━━━ GIVEN RECORDS ━━━

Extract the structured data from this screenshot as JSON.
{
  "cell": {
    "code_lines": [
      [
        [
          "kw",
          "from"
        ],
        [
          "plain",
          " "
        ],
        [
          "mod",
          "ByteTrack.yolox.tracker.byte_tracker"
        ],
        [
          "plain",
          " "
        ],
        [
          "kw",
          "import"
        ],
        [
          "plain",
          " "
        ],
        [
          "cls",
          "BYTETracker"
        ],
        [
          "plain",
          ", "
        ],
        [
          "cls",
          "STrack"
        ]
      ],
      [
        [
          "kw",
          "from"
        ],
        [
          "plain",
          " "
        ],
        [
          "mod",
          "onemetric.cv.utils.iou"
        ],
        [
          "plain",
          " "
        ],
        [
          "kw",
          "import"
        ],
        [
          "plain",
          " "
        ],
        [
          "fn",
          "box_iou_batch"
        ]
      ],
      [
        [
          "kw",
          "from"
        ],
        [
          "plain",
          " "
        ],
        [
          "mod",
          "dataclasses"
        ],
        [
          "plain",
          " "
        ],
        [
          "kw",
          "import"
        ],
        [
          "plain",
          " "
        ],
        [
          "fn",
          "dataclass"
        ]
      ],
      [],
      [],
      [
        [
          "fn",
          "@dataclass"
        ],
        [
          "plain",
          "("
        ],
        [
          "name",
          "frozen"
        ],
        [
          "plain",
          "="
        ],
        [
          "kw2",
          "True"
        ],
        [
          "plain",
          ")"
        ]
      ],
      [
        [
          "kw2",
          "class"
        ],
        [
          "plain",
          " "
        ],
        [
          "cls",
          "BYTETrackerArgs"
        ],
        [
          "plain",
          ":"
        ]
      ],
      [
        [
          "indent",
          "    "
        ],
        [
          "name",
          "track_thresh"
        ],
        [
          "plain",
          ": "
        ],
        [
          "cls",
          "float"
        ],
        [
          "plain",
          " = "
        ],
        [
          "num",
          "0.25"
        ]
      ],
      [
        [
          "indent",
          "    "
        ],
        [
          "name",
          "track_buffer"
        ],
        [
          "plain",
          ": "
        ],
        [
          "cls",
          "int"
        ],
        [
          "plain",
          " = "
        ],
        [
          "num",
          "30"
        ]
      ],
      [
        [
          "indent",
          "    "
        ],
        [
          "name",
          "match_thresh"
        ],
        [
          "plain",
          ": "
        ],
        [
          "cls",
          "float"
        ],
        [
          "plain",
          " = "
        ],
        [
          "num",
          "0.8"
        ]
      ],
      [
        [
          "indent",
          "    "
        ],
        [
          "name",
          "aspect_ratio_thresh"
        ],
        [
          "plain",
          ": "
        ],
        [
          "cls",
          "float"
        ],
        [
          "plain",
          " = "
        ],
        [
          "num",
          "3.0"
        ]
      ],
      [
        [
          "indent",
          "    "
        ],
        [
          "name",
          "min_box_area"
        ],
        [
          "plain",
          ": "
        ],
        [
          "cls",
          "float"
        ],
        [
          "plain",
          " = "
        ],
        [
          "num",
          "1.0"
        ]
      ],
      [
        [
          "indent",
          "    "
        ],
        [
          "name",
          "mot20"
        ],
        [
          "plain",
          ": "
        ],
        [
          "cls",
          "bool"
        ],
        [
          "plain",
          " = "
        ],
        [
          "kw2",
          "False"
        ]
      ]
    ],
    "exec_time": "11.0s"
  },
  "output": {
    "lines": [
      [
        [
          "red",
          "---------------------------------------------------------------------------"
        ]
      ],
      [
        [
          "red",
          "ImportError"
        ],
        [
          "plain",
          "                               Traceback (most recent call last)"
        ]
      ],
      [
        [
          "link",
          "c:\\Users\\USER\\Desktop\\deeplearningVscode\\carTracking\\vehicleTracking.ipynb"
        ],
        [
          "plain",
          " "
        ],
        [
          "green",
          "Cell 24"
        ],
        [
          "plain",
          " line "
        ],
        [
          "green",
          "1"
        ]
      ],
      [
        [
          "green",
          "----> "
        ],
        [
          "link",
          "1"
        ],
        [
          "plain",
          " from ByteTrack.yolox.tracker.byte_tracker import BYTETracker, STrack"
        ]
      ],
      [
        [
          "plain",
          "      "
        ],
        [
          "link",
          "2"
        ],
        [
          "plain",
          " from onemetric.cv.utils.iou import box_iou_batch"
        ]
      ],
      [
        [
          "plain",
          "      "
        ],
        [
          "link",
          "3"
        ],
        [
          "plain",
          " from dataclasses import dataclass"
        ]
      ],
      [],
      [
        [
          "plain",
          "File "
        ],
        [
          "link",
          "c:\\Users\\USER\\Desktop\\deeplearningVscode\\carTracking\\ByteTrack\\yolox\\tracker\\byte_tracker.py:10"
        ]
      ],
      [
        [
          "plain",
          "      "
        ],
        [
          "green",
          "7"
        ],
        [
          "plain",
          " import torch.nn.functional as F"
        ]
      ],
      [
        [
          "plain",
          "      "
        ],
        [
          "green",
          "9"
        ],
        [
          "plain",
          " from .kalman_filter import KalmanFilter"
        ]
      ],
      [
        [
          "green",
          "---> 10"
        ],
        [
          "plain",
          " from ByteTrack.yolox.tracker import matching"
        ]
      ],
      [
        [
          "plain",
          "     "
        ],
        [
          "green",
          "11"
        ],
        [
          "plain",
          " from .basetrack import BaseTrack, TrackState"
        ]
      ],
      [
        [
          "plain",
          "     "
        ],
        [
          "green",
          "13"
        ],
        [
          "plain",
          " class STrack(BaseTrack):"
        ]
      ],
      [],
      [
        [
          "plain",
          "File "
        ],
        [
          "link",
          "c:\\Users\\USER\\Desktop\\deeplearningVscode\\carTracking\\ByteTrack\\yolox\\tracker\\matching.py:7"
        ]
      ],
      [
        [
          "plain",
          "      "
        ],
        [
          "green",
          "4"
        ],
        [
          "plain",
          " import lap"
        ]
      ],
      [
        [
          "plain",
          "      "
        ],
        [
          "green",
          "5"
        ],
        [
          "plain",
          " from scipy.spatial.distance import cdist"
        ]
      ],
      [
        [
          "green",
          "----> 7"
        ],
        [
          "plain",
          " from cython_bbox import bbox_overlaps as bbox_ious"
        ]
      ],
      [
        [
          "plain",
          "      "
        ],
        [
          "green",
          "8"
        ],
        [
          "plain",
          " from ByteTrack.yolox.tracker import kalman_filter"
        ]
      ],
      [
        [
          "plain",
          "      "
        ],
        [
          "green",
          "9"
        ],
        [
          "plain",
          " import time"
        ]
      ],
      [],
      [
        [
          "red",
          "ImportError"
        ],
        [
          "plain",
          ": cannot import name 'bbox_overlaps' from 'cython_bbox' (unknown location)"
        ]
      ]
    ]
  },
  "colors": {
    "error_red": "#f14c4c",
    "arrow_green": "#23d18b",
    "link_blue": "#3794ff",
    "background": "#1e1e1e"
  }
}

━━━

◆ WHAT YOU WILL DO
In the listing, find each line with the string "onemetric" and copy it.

◆ RESULT FOR THIS TASK
          "onemetric.cv.utils.iou"
          " from onemetric.cv.utils.iou import box_iou_batch"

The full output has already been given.